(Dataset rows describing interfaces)

■ ■ ■

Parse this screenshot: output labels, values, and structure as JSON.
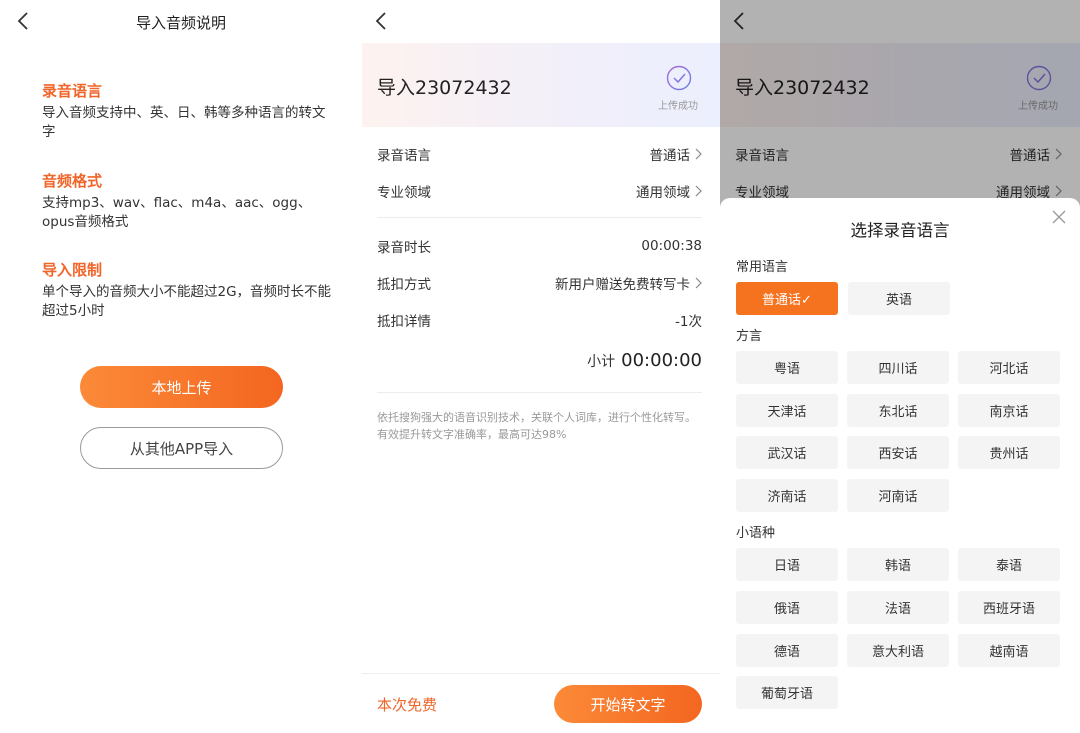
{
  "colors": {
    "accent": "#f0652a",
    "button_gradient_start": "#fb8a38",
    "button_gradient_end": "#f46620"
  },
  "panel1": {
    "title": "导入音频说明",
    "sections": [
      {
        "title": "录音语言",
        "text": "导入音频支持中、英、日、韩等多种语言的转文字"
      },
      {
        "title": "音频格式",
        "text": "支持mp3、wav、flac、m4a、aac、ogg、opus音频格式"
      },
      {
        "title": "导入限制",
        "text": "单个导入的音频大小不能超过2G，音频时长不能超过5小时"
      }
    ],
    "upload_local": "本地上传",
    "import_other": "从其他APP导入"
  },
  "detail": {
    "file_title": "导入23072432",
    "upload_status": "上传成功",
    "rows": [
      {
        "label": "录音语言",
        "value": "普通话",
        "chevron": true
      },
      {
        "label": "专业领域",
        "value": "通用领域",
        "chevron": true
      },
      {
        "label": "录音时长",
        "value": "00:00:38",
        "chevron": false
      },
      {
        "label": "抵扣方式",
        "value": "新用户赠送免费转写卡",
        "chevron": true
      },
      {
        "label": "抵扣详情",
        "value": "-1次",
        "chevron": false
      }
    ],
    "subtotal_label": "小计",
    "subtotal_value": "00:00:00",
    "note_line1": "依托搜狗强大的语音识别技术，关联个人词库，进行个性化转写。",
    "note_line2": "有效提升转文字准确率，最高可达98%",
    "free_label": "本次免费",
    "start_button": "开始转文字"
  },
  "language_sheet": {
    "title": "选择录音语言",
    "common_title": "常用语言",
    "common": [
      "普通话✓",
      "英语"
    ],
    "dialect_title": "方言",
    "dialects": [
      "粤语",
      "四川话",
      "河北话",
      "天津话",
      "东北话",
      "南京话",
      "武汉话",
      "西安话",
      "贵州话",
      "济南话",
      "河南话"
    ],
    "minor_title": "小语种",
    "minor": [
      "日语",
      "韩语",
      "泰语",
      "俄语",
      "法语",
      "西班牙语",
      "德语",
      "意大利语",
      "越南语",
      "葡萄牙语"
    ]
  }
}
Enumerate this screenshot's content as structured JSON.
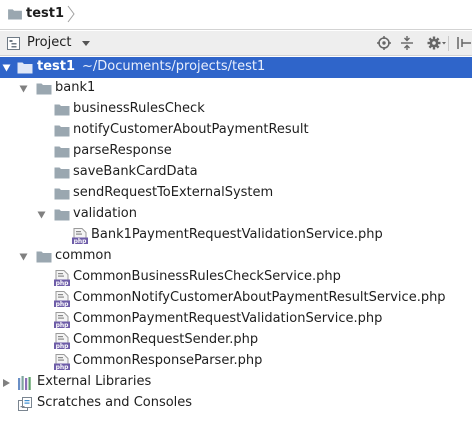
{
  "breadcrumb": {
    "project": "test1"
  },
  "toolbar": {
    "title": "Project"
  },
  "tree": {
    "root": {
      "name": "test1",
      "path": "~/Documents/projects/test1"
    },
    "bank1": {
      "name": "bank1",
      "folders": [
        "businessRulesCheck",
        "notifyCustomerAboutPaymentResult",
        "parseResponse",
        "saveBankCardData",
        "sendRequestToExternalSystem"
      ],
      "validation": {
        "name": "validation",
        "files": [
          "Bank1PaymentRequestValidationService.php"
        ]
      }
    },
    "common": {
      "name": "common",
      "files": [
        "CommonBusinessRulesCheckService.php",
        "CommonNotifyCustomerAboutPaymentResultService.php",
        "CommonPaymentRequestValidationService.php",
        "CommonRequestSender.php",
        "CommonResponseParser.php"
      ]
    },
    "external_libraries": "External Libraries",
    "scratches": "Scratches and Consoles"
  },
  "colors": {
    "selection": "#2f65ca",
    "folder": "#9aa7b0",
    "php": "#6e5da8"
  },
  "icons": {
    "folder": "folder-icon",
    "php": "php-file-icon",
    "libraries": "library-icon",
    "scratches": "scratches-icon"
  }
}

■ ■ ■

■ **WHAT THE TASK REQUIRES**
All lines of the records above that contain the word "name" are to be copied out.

■ **TASK SOLUTION**
      "name": "test1",
      "name": "bank1",
        "name": "validation",
      "name": "common",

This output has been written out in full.